From an editorial in Wednesday’s Chicago Tribune:
Americans are being deluged with information about men accused of sexual harassment or assault. Since shocking revelations emerged about Hollywood mogul Harvey Weinstein in October, the Los Angeles Times notes, “a powerful person has been accused of misconduct at a rate of nearly once every 20 hours” – including such big names as Dustin Hoffman, Charlie Rose, Kevin Spacey, Matt Lauer and Garrison Keillor. No doubt more will follow.
But we can’t help noticing that some names are missing. Those would be members of Congress who have settled complaints from staffers or others who alleged mistreatment, including sexual harassment and discrimination – but have managed to keep it on the down low.
Some alleged offenders, fortunately, have been exposed. The public reaction has been negative enough to persuade each to take his leave.
But other bad behavior has so far been kept under wraps. Since 2014, Congress’ Office of Compliance has reported, $174,000 has been paid out by House offices. Some $600,000 has been disbursed for claims of workplace misconduct in the offices of senators.
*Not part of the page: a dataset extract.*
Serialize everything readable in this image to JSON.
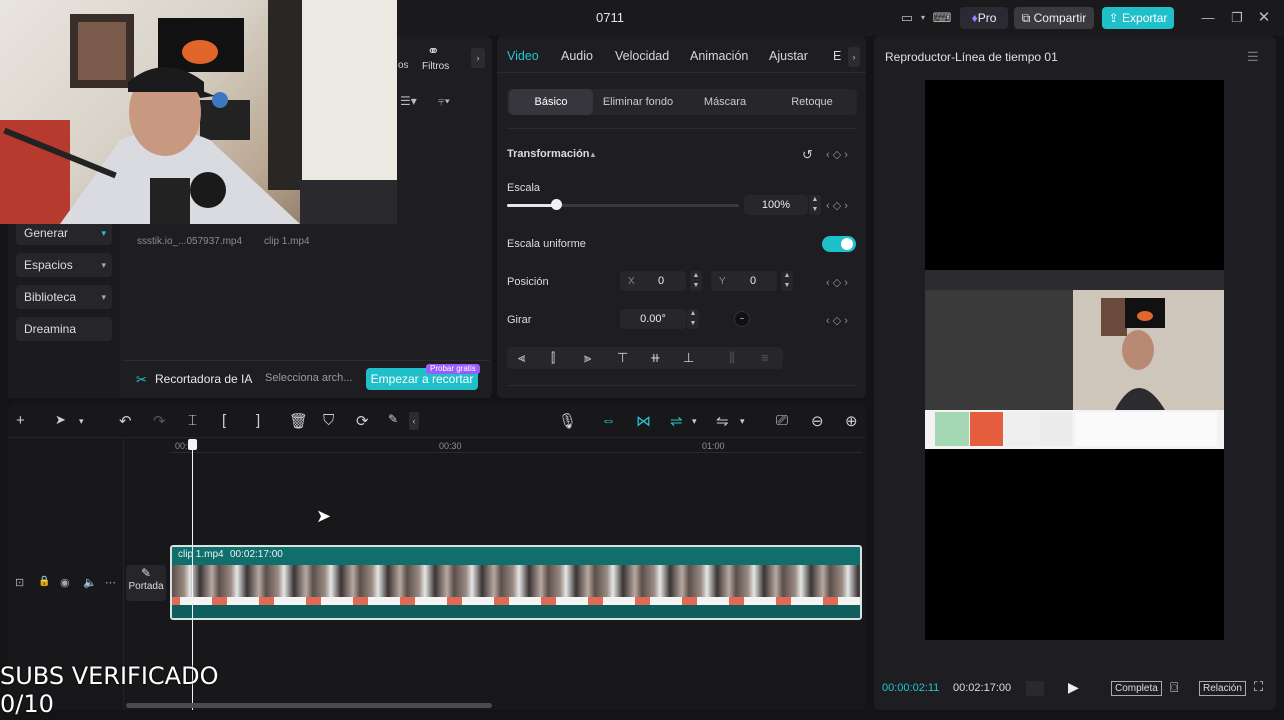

Over the past two decades, we learn, the compliance office has paid more than $17 million to resolve employment disputes on Capitol Hill, involving a wide range of matters. Who covered that expense? You did. All the settlement payments were made with public funds.
But the information about who did what is hidden from public view. That’s outrageous. If members of Congress are going to stick taxpayers with the bill for their abuses, taxpayers ought to be able to identify the guilty parties.